All posts tagged: thessaloniki

Bougatsa

How to impress a foodie: serve them BOUGATSA creaminess. How to impress a history buff: serve them bougatsa knowledge. Both the history buff and the foodie will wonder where bougatsa have been their whole lives. They say bougatsa originated in Serres, a city north of Thessalonaki where many Greeks immigrated during the Greco-Turkish war that ended in 1922. Making phyllo-wrapped pies and desserts was nothing particularly new, but the sweet pies in this region—filled with thick, rich cream—became a hit. The immigrants in Thessaloniki couldn’t get enough of the affordable, tasty treats. So, what makes bougatsa so delicious? Creamy semolina custard or soft mizithra cheese, topped with cinnamon and sugar. To taste the best mizithra cheese version, go to Crete. Visit Chania, if you can, sit in the historic limani (port) area, order one or two or three bougatsa and thank me later. And send me one while you’re at it. At home, I make my bougatsa with the semolina filling because quality mizithra is hard to find. Plus, it’s easy to make, not too …

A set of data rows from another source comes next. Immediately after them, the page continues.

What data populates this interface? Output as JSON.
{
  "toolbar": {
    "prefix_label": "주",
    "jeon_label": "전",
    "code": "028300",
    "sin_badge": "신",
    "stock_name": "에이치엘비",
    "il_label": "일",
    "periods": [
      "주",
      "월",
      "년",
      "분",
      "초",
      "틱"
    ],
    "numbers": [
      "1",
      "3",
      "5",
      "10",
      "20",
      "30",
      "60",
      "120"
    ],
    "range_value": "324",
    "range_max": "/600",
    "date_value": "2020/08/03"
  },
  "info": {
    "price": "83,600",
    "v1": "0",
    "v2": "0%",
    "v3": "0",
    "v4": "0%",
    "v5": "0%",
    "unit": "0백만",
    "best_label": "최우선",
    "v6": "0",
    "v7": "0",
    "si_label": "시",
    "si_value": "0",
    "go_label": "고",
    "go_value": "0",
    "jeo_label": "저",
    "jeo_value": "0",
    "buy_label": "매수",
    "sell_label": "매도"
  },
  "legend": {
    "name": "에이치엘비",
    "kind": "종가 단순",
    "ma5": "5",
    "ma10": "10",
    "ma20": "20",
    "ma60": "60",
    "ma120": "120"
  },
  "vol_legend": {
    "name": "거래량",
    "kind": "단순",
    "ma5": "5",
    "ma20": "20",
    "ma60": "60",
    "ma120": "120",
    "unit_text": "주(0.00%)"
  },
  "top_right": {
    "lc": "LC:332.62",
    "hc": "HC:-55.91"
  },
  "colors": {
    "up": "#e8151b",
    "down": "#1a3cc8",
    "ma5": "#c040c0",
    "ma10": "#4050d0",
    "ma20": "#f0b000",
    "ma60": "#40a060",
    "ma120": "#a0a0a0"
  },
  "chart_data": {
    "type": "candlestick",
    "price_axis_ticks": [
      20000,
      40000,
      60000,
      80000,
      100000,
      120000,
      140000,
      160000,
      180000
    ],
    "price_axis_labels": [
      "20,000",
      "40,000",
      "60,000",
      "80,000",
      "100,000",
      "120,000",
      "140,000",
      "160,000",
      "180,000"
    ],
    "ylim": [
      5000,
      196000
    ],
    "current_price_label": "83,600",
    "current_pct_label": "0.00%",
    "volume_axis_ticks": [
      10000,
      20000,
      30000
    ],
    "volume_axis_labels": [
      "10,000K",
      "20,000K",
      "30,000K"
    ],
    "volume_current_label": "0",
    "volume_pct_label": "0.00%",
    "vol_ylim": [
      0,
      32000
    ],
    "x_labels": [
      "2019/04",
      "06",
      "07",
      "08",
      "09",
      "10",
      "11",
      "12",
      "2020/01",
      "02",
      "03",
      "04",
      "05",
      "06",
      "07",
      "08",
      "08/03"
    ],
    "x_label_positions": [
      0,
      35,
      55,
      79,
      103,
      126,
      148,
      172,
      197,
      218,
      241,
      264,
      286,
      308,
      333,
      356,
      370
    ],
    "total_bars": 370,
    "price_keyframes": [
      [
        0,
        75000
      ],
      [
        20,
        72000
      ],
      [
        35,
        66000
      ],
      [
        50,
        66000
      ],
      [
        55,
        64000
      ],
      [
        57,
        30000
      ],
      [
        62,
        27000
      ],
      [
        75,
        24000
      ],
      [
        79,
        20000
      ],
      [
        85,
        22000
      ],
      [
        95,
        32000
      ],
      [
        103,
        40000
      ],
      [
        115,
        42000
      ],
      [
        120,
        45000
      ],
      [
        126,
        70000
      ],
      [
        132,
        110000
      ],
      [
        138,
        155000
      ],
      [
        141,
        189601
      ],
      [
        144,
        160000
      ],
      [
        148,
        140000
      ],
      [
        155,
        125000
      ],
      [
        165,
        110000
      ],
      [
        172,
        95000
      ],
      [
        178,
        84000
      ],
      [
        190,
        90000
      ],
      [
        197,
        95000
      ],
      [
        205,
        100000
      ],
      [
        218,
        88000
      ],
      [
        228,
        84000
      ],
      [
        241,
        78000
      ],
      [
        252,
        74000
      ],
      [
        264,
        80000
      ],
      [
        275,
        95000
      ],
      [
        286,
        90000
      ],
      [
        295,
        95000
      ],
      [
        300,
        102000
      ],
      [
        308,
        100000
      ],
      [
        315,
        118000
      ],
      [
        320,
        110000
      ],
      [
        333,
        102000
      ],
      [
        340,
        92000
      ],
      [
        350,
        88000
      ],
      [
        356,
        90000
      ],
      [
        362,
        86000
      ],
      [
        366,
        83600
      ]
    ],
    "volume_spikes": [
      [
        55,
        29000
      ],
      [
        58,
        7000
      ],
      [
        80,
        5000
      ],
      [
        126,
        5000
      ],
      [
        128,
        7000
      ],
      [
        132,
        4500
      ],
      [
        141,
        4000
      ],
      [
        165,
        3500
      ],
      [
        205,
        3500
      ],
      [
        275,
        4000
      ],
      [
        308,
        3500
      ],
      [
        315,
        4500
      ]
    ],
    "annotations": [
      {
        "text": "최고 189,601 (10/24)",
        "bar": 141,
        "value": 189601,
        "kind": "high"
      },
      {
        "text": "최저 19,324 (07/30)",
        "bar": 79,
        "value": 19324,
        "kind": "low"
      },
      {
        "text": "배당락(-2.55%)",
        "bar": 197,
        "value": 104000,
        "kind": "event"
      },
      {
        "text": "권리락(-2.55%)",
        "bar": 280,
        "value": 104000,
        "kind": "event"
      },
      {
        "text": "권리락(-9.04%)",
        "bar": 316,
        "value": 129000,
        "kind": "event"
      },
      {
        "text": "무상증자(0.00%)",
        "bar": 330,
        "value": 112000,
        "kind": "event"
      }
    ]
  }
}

Bouyiourdi (Spicy Baked Feta)

These are a few of my favorite things: Raindrops on roses and whiskers on kittens, bright copper kettles, and warm woolen mittens. In fact, while I’m actually not much of kitten or mitten enthusiast, I do enjoy simple pleasures like peeling an orange in one long piece, finding a missing match to my favorite socks, and receiving snail mail while simultaneously clicking “unsubscribe” from annoying email lists. But perhaps my very favorite thing is eating scrumptious dishes that are easy to create. BOUYIOURDI puts the E in easy and will stand out in any dinner spread. This popular Greek meze comes from Thessaloniki, a cosmopolitan seaside city in Northern Greece, and gives me yet another reason to visit one of my favorite Greek cities. Thessaloniki lies where Europe meets Asia, and where, as a result, many taste influences converge, dating back to the time of Alexander the Great. Alexander’s half-sister, Thessalonike, gave the city its name. It is not known if they ate bouyiourdi. The best thing about bouyiourdi (boo-your-THEE) is that it hardly even …